• **Problem description**
Please report each line in the material below that includes "this".

-.-.-

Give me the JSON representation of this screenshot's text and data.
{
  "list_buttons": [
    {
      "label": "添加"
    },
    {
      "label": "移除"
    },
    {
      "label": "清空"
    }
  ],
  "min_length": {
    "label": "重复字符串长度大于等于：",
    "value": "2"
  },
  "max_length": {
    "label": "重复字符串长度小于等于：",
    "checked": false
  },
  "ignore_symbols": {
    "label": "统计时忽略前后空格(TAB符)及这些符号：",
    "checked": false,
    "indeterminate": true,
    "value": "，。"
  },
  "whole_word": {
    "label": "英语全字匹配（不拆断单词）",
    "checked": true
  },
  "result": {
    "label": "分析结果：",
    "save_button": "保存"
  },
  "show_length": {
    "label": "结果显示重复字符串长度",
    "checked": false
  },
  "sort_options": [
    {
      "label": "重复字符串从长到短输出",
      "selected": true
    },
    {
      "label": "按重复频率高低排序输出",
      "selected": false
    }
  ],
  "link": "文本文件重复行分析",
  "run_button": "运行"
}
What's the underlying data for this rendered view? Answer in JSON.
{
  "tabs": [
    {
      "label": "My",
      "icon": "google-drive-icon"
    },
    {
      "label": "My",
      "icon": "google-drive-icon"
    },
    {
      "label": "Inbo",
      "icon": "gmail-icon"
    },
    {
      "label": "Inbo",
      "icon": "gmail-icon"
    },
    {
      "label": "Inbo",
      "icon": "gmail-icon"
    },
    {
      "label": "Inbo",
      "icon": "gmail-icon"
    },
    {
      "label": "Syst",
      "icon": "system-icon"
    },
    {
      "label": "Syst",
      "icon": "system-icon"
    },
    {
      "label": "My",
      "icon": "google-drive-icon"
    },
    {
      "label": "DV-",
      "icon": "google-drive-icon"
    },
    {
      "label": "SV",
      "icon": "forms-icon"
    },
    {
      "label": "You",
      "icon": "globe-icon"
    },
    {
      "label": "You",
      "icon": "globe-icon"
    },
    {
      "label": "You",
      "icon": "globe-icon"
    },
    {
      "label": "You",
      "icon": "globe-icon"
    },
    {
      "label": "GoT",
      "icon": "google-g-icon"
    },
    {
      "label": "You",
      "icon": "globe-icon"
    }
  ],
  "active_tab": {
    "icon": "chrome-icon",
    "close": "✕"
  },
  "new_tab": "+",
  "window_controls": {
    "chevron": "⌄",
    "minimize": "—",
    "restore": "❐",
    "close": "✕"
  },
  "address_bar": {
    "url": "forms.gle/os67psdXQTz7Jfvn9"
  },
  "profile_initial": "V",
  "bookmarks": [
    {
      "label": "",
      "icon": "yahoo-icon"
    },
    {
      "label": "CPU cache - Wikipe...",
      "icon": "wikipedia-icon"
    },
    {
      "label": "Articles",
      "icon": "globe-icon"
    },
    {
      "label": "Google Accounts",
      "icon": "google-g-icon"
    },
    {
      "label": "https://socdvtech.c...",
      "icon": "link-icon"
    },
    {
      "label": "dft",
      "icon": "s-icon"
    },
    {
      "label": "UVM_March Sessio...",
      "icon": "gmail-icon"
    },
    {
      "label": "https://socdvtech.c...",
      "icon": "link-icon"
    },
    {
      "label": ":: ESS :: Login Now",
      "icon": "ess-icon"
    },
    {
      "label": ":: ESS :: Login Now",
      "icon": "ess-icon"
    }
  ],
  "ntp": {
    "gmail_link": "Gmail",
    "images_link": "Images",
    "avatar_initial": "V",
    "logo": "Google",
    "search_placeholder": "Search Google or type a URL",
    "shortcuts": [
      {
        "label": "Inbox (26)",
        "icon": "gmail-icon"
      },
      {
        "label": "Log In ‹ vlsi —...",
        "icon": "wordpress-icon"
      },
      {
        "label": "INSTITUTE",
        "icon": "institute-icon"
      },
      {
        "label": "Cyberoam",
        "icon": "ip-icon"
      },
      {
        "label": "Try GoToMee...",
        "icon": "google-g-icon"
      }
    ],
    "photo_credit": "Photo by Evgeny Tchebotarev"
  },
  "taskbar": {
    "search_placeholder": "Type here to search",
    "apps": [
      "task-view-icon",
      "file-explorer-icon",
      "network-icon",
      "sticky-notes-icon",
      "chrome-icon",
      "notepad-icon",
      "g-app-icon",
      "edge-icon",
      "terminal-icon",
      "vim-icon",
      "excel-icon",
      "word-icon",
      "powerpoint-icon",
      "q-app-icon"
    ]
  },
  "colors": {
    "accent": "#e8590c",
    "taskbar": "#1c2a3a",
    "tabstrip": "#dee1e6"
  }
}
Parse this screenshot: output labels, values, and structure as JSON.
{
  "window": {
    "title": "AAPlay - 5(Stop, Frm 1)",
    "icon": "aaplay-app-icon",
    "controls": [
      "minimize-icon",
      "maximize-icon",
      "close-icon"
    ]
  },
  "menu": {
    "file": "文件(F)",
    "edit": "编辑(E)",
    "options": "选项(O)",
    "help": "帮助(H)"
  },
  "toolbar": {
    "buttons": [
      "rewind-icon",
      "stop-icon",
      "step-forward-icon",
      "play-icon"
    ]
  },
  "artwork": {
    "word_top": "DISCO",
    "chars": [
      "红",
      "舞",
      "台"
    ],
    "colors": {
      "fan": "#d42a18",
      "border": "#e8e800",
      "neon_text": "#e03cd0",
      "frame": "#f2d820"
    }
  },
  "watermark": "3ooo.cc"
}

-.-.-

• **Answer for the task**
Give me the JSON representation of this screenshot's text and data.
What's the underlying data for this rendered view? Answer in JSON.
Parse this screenshot: output labels, values, and structure as JSON.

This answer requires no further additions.